What needs to be done:
Extract, from the records beneath this instruction, each line that contains the word "Columns".
::: Dataset :::
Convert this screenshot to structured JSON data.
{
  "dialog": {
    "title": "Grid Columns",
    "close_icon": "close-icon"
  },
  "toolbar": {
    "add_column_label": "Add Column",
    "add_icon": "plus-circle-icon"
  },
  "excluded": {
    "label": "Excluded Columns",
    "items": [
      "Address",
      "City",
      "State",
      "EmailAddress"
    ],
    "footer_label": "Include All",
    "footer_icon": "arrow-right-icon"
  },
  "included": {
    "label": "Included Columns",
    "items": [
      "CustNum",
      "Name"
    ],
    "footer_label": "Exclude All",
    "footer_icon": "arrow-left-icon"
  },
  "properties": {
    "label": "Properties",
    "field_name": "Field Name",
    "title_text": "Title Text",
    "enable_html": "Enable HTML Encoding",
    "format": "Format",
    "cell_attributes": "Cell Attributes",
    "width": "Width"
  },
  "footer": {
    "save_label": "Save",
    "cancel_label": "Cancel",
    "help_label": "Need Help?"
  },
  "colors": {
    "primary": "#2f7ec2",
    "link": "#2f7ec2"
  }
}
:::
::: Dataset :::
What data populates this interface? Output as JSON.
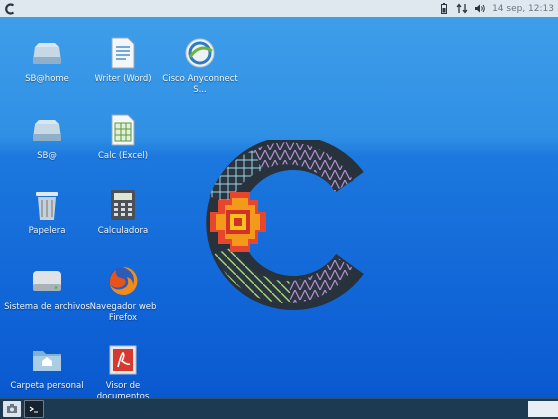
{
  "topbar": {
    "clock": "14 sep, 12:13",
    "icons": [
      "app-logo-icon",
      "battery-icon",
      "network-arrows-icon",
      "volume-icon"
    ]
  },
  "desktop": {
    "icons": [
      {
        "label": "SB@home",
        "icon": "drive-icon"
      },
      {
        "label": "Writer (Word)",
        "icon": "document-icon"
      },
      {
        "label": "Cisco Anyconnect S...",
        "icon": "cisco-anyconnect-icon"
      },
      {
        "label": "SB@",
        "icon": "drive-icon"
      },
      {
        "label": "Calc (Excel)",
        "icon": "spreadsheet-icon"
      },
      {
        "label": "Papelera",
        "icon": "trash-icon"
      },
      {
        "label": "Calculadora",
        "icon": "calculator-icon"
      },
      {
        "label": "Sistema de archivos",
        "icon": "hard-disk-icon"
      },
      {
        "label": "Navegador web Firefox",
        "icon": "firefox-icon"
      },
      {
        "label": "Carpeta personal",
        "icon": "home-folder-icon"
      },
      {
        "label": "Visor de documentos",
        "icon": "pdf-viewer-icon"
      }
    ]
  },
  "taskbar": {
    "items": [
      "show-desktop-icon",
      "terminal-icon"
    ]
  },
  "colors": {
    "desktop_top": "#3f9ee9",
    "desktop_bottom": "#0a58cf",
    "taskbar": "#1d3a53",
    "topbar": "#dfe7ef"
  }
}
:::
Task solution:
    "title": "Grid Columns",
    "label": "Excluded Columns",
    "label": "Included Columns",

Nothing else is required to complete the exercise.